I enjoyed looking closely at parts of the text and thinking about Milne’s clever and playful use of language. Even though I know the stories well and have read about their creators and their books’ impact, I still learnt things from the exhibition which I hadn’t known before. For example, although the real Christopher Robin had a toy bear which he called Winnie-the-Pooh and which E. H. Shepard sketched, apparently the bear which was used as the subject for the illustrations which appeared in the books was called Growler and belonged to Shepard’s son, Graham.
The only things missing from the exhibition, I think, are Christopher Robin’s original Pooh Bear, Piglet, Tigger, Eeyore, Owl, Kanga and Roo toys. Apparently these (except for Roo, who was lost) now belong to the New York Public Library. It’s a shame that they’re not taking part in this.
I loved exploring this exhibition and would definitely recommend it. It’s fascinating to see the original illustrations and manuscripts and to learn about the history and impact of the stories.
My daughter says: ‘I really liked the exhibition and I know I would have also loved it as a younger teen or a child. It was interesting to see some of the writing process and history behind Winnie-the-Pooh and I could see the kids there loved the more interactive bits like the colouring and Pooh-sticks.’

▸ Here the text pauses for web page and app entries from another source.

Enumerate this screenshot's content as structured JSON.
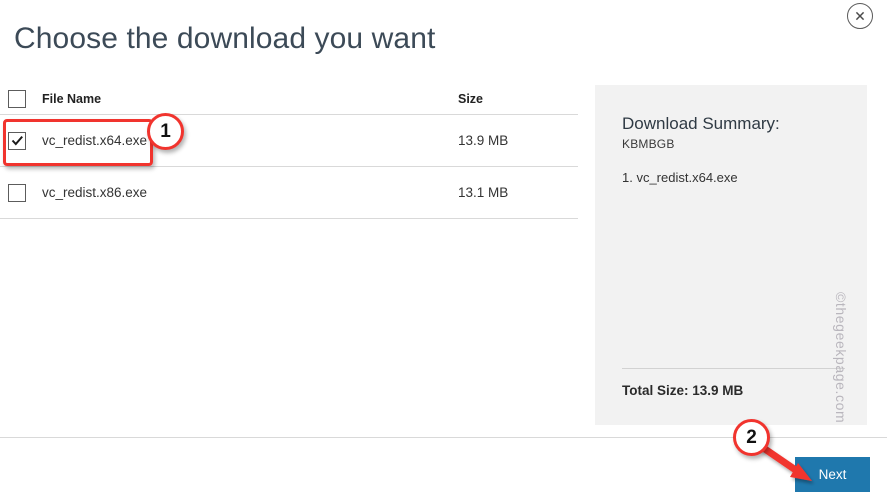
{
  "window": {
    "close_icon": "close-circle-icon"
  },
  "header": {
    "title": "Choose the download you want"
  },
  "table": {
    "columns": {
      "name": "File Name",
      "size": "Size"
    },
    "header_checkbox_checked": false,
    "rows": [
      {
        "name": "vc_redist.x64.exe",
        "size": "13.9 MB",
        "checked": true
      },
      {
        "name": "vc_redist.x86.exe",
        "size": "13.1 MB",
        "checked": false
      }
    ]
  },
  "summary": {
    "title": "Download Summary:",
    "subtitle": "KBMBGB",
    "items": [
      "1. vc_redist.x64.exe"
    ],
    "total_label": "Total Size: 13.9 MB"
  },
  "footer": {
    "next_label": "Next"
  },
  "watermark": {
    "text": "©thegeekpage.com"
  },
  "annotations": {
    "color": "#f1342e",
    "badge_one": "1",
    "badge_two": "2"
  }
}
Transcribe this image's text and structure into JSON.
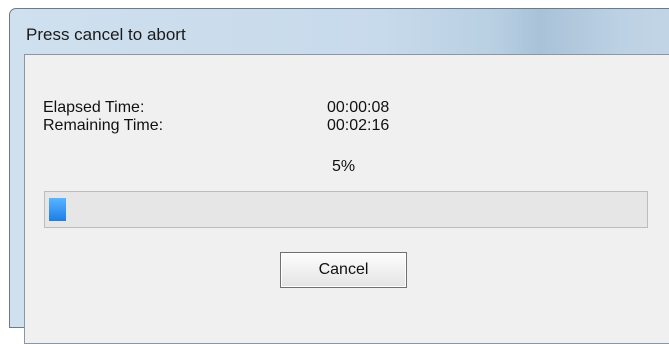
{
  "window": {
    "title": "Press cancel to abort"
  },
  "stats": {
    "elapsed_label": "Elapsed Time:",
    "elapsed_value": "00:00:08",
    "remaining_label": "Remaining Time:",
    "remaining_value": "00:02:16"
  },
  "progress": {
    "percent_text": "5%",
    "value_percent": 5,
    "bar_color": "#1b7ee8"
  },
  "buttons": {
    "cancel_label": "Cancel"
  }
}
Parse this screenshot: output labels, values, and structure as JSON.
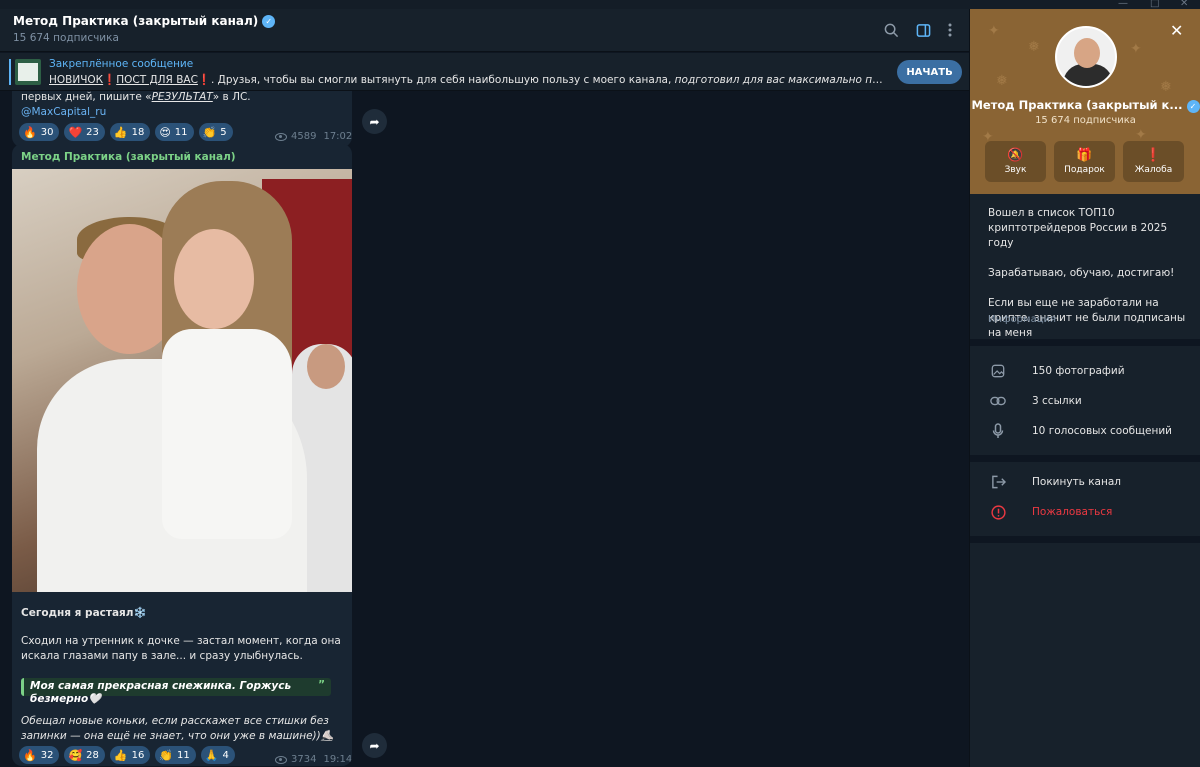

Winnie-the-Pooh: Exploring a Classic is at London’s V&A Museum until Sunday April 8th, 2018. Tickets are £8 for adults, £5 for 12-17 year-olds, free for under-12s with a ticket holder. Entry to the V&A is free, although donations are appreciated.